Nostalgia for the Brill Building sound is running high these days. Look no further than The New Pornographers’ first release in four years, Brill Bruisers, or the entire discography of the Denver indie pop duo Tennis. While that lush, vibrant sound offers an undeniably solid and well-respected cadre of influences, the irony in this nostalgia lies in how antithetical the Brill Building pop ethos was and is to the modern indie DIY philosophy. In those bygone days, creative power primarily rested in the hands of publishers and record labels, while artists were salespeople for a premade product aimed directly toward the ears (and wallets) of young, rapt listeners.
Fast-forward half a century or so, and groups like Tennis are still playing for an audience of idealistic young people, but have taken the sound out of executive offices and into their own bedrooms and living rooms. This married duo’s origin story, both as a couple and a band, is becoming the stuff of myth: After meeting in Colorado, they sold their worldly possessions, purchased a sailboat, and spent the next seven months on an East Coast nautical journey. This expedition informed their previous releases, particularly 2011’s Cape Dory, and their runaway hit from that album, “Marathon”, fits as much seafaring imagery as humanly possible into a two-and-a-half-minute ditty about the dangers of running aground.
With Ritual in Repeat, Tennis seem eager to prove that they can do more, an effort they started with 2012’s Young and Old. Alaina Moore is blessed with a lovely and ethereal — yet powerful — voice that doesn’t have to reach or strain for much of anything. For the first time, there is a hard rock sensibility underpinning Moore and husband Patrick Riley’s pop-minded efforts, thanks to producers Patrick Carney (The Black Keys), Jim Eno (Spoon), and Richard Swift (The Shins). The overall result, though, is even more unlabored, free, and effortless than ever before, because while sailing may seem idyllic in theory, in practice it is frequently anything but, as Moore and Riley discovered.
Not every track on Ritual in Repeat reaches the blissed-out fever pitch of “Bad Girls”, a four-and-a-half-minute slow burner that builds to a stunning crescendo, showcasing Moore’s voice to perfection. Even the songs that don’t, however, command their own gravity. “Even bad girls have tender hearts/ Even bad girls can fall apart,” she sings, and it feels evocative in a way that’s not kitschy or precious. The reverb-heavy notes of Riley’s guitar underscore tambourine chimes and a chorus of wordless backing vocals. It’s unclear what the connection between Moore and the lyrics are — she switches from third to first person somewhere around the three-minute mark, explaining that she “loves the ceremony, that’s why I chose matrimony” — but every word is given the hard sell, and in this context, as in the context of the Brill Bruisers, it really, really works.

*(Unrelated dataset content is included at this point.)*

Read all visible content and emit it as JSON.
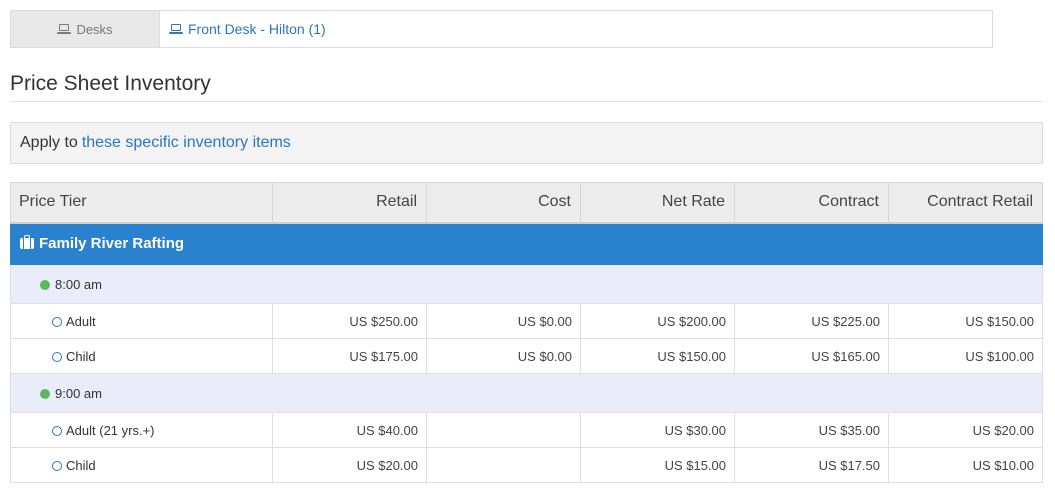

More than anything else, Tennis sound truly powerful on this album: in Moore’s voice, in Riley’s guitar, in the heavy snare hits of “Night Vision” and “Never Work for Free”. This is a band that has matured and one that has clearly worked hard to perfect the sound showcased on Ritual in Repeat. In the months leading up to its release, Moore and Riley have talked about how they conquered a severe period of creative drought and writer’s block by simply pushing through, forcing themselves through a daily routine of reading, writing, and guitar and piano playing that they stuck to, no matter how mundane it became. This slow work became the album’s bones, and it ultimately provided the new, polished, heavier sound that stops short of being fussy. It’s an inspiring story to anyone who has ever suffered through any kind of creative frustration, and it’s proof positive that Tennis are in this game for the long haul.
Essential Tracks: “Bad Girls”, “Night Vision”, and “Never Work for Free”